━━ DATASET EXTRACT
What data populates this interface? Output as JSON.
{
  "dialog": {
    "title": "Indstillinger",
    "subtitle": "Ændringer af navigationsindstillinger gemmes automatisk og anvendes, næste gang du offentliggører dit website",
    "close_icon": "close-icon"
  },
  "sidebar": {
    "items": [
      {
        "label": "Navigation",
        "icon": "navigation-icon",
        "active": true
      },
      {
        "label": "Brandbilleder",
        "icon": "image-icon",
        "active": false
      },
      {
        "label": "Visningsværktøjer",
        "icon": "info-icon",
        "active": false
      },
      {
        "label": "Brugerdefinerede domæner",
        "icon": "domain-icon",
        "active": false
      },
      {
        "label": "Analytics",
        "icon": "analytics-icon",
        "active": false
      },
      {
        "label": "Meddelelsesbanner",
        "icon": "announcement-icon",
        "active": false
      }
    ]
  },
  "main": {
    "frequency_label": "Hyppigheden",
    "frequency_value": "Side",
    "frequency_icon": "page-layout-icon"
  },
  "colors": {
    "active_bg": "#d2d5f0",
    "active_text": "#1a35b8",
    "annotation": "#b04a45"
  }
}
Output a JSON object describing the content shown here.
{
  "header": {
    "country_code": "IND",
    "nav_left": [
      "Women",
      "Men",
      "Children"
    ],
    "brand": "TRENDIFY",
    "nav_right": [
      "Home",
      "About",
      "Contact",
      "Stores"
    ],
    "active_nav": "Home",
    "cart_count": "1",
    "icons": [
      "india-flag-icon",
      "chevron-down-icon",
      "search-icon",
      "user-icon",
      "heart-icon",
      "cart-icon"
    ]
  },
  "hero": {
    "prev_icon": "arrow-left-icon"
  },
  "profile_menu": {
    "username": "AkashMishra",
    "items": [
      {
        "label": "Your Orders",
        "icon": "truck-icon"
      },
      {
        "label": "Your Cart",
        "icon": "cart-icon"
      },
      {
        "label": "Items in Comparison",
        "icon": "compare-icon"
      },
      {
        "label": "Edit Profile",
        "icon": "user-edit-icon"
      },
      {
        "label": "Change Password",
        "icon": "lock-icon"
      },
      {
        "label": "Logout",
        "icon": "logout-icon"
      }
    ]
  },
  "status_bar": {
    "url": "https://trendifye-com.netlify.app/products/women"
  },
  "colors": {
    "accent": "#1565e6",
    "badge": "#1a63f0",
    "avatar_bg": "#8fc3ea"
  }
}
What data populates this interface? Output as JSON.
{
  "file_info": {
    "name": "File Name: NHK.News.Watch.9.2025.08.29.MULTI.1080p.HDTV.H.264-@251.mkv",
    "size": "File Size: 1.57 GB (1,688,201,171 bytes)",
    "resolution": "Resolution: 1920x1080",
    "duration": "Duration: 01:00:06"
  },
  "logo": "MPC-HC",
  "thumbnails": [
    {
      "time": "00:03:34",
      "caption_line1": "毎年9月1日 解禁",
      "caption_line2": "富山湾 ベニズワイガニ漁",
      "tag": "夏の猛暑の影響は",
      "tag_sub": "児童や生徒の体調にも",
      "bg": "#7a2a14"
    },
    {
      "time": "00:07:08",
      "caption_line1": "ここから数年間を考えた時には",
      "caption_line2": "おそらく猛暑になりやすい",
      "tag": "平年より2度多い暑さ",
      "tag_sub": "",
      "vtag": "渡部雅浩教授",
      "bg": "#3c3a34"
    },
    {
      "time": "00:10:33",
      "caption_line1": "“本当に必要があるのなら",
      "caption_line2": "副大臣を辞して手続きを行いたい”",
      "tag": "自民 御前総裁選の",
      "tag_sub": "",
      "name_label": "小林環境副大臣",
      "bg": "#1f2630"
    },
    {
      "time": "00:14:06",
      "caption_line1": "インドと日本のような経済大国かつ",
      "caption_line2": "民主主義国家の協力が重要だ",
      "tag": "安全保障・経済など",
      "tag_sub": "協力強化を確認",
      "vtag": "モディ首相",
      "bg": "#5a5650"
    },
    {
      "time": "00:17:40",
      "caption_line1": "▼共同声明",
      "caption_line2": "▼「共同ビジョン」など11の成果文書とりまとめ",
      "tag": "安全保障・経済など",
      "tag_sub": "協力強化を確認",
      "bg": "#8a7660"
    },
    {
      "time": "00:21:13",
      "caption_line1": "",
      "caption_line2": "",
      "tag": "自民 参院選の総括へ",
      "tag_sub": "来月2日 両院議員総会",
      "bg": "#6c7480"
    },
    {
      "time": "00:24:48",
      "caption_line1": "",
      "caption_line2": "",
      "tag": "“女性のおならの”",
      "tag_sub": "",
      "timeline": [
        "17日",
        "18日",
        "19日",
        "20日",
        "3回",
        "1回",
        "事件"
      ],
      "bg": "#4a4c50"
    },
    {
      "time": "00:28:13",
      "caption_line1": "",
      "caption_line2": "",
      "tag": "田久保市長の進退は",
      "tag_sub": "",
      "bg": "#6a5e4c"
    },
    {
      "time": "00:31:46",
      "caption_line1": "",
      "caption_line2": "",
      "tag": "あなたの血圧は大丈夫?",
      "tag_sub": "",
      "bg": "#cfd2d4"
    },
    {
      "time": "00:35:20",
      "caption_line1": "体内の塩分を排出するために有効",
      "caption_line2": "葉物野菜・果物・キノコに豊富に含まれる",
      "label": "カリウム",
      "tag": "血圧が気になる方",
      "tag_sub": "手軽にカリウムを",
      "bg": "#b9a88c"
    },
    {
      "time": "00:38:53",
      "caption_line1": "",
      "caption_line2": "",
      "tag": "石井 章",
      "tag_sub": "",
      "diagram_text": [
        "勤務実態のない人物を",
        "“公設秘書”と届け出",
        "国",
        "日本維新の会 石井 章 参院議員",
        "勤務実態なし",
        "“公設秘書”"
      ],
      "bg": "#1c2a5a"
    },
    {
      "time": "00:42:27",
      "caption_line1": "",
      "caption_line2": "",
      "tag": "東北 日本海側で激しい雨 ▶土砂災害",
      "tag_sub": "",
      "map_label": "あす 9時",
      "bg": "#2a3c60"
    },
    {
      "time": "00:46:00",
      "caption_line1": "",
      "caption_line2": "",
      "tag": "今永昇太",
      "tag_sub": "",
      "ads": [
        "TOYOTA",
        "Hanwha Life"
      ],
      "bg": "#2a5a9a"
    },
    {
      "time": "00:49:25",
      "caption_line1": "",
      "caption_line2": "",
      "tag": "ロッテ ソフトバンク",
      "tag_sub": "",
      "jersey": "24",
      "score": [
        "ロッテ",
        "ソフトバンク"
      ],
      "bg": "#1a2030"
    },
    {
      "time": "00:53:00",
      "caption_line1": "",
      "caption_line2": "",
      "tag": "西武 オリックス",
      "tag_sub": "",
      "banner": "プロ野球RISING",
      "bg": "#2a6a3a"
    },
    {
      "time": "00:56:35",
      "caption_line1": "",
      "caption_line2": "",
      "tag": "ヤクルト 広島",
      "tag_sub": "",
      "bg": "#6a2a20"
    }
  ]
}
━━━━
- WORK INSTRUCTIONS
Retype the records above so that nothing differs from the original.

- SOLUTION TO THE PROBLEM
What data populates this interface? Output as JSON.
{
  "dialog": {
    "title": "Indstillinger",
    "subtitle": "Ændringer af navigationsindstillinger gemmes automatisk og anvendes, næste gang du offentliggører dit website",
    "close_icon": "close-icon"
  },
  "sidebar": {
    "items": [
      {
        "label": "Navigation",
        "icon": "navigation-icon",
        "active": true
      },
      {
        "label": "Brandbilleder",
        "icon": "image-icon",
        "active": false
      },
      {
        "label": "Visningsværktøjer",
        "icon": "info-icon",
        "active": false
      },
      {
        "label": "Brugerdefinerede domæner",
        "icon": "domain-icon",
        "active": false
      },
      {
        "label": "Analytics",
        "icon": "analytics-icon",
        "active": false
      },
      {
        "label": "Meddelelsesbanner",
        "icon": "announcement-icon",
        "active": false
      }
    ]
  },
  "main": {
    "frequency_label": "Hyppigheden",
    "frequency_value": "Side",
    "frequency_icon": "page-layout-icon"
  },
  "colors": {
    "active_bg": "#d2d5f0",
    "active_text": "#1a35b8",
    "annotation": "#b04a45"
  }
}
Output a JSON object describing the content shown here.
{
  "header": {
    "country_code": "IND",
    "nav_left": [
      "Women",
      "Men",
      "Children"
    ],
    "brand": "TRENDIFY",
    "nav_right": [
      "Home",
      "About",
      "Contact",
      "Stores"
    ],
    "active_nav": "Home",
    "cart_count": "1",
    "icons": [
      "india-flag-icon",
      "chevron-down-icon",
      "search-icon",
      "user-icon",
      "heart-icon",
      "cart-icon"
    ]
  },
  "hero": {
    "prev_icon": "arrow-left-icon"
  },
  "profile_menu": {
    "username": "AkashMishra",
    "items": [
      {
        "label": "Your Orders",
        "icon": "truck-icon"
      },
      {
        "label": "Your Cart",
        "icon": "cart-icon"
      },
      {
        "label": "Items in Comparison",
        "icon": "compare-icon"
      },
      {
        "label": "Edit Profile",
        "icon": "user-edit-icon"
      },
      {
        "label": "Change Password",
        "icon": "lock-icon"
      },
      {
        "label": "Logout",
        "icon": "logout-icon"
      }
    ]
  },
  "status_bar": {
    "url": "https://trendifye-com.netlify.app/products/women"
  },
  "colors": {
    "accent": "#1565e6",
    "badge": "#1a63f0",
    "avatar_bg": "#8fc3ea"
  }
}
What data populates this interface? Output as JSON.
{
  "file_info": {
    "name": "File Name: NHK.News.Watch.9.2025.08.29.MULTI.1080p.HDTV.H.264-@251.mkv",
    "size": "File Size: 1.57 GB (1,688,201,171 bytes)",
    "resolution": "Resolution: 1920x1080",
    "duration": "Duration: 01:00:06"
  },
  "logo": "MPC-HC",
  "thumbnails": [
    {
      "time": "00:03:34",
      "caption_line1": "毎年9月1日 解禁",
      "caption_line2": "富山湾 ベニズワイガニ漁",
      "tag": "夏の猛暑の影響は",
      "tag_sub": "児童や生徒の体調にも",
      "bg": "#7a2a14"
    },
    {
      "time": "00:07:08",
      "caption_line1": "ここから数年間を考えた時には",
      "caption_line2": "おそらく猛暑になりやすい",
      "tag": "平年より2度多い暑さ",
      "tag_sub": "",
      "vtag": "渡部雅浩教授",
      "bg": "#3c3a34"
    },
    {
      "time": "00:10:33",
      "caption_line1": "“本当に必要があるのなら",
      "caption_line2": "副大臣を辞して手続きを行いたい”",
      "tag": "自民 御前総裁選の",
      "tag_sub": "",
      "name_label": "小林環境副大臣",
      "bg": "#1f2630"
    },
    {
      "time": "00:14:06",
      "caption_line1": "インドと日本のような経済大国かつ",
      "caption_line2": "民主主義国家の協力が重要だ",
      "tag": "安全保障・経済など",
      "tag_sub": "協力強化を確認",
      "vtag": "モディ首相",
      "bg": "#5a5650"
    },
    {
      "time": "00:17:40",
      "caption_line1": "▼共同声明",
      "caption_line2": "▼「共同ビジョン」など11の成果文書とりまとめ",
      "tag": "安全保障・経済など",
      "tag_sub": "協力強化を確認",
      "bg": "#8a7660"
    },
    {
      "time": "00:21:13",
      "caption_line1": "",
      "caption_line2": "",
      "tag": "自民 参院選の総括へ",
      "tag_sub": "来月2日 両院議員総会",
      "bg": "#6c7480"
    },
    {
      "time": "00:24:48",
      "caption_line1": "",
      "caption_line2": "",
      "tag": "“女性のおならの”",
      "tag_sub": "",
      "timeline": [
        "17日",
        "18日",
        "19日",
        "20日",
        "3回",
        "1回",
        "事件"
      ],
      "bg": "#4a4c50"
    },
    {
      "time": "00:28:13",
      "caption_line1": "",
      "caption_line2": "",
      "tag": "田久保市長の進退は",
      "tag_sub": "",
      "bg": "#6a5e4c"
    },
    {
      "time": "00:31:46",
      "caption_line1": "",
      "caption_line2": "",
      "tag": "あなたの血圧は大丈夫?",
      "tag_sub": "",
      "bg": "#cfd2d4"
    },
    {
      "time": "00:35:20",
      "caption_line1": "体内の塩分を排出するために有効",
      "caption_line2": "葉物野菜・果物・キノコに豊富に含まれる",
      "label": "カリウム",
      "tag": "血圧が気になる方",
      "tag_sub": "手軽にカリウムを",
      "bg": "#b9a88c"
    },
    {
      "time": "00:38:53",
      "caption_line1": "",
      "caption_line2": "",
      "tag": "石井 章",
      "tag_sub": "",
      "diagram_text": [
        "勤務実態のない人物を",
        "“公設秘書”と届け出",
        "国",
        "日本維新の会 石井 章 参院議員",
        "勤務実態なし",
        "“公設秘書”"
      ],
      "bg": "#1c2a5a"
    },
    {
      "time": "00:42:27",
      "caption_line1": "",
      "caption_line2": "",
      "tag": "東北 日本海側で激しい雨 ▶土砂災害",
      "tag_sub": "",
      "map_label": "あす 9時",
      "bg": "#2a3c60"
    },
    {
      "time": "00:46:00",
      "caption_line1": "",
      "caption_line2": "",
      "tag": "今永昇太",
      "tag_sub": "",
      "ads": [
        "TOYOTA",
        "Hanwha Life"
      ],
      "bg": "#2a5a9a"
    },
    {
      "time": "00:49:25",
      "caption_line1": "",
      "caption_line2": "",
      "tag": "ロッテ ソフトバンク",
      "tag_sub": "",
      "jersey": "24",
      "score": [
        "ロッテ",
        "ソフトバンク"
      ],
      "bg": "#1a2030"
    },
    {
      "time": "00:53:00",
      "caption_line1": "",
      "caption_line2": "",
      "tag": "西武 オリックス",
      "tag_sub": "",
      "banner": "プロ野球RISING",
      "bg": "#2a6a3a"
    },
    {
      "time": "00:56:35",
      "caption_line1": "",
      "caption_line2": "",
      "tag": "ヤクルト 広島",
      "tag_sub": "",
      "bg": "#6a2a20"
    }
  ]
}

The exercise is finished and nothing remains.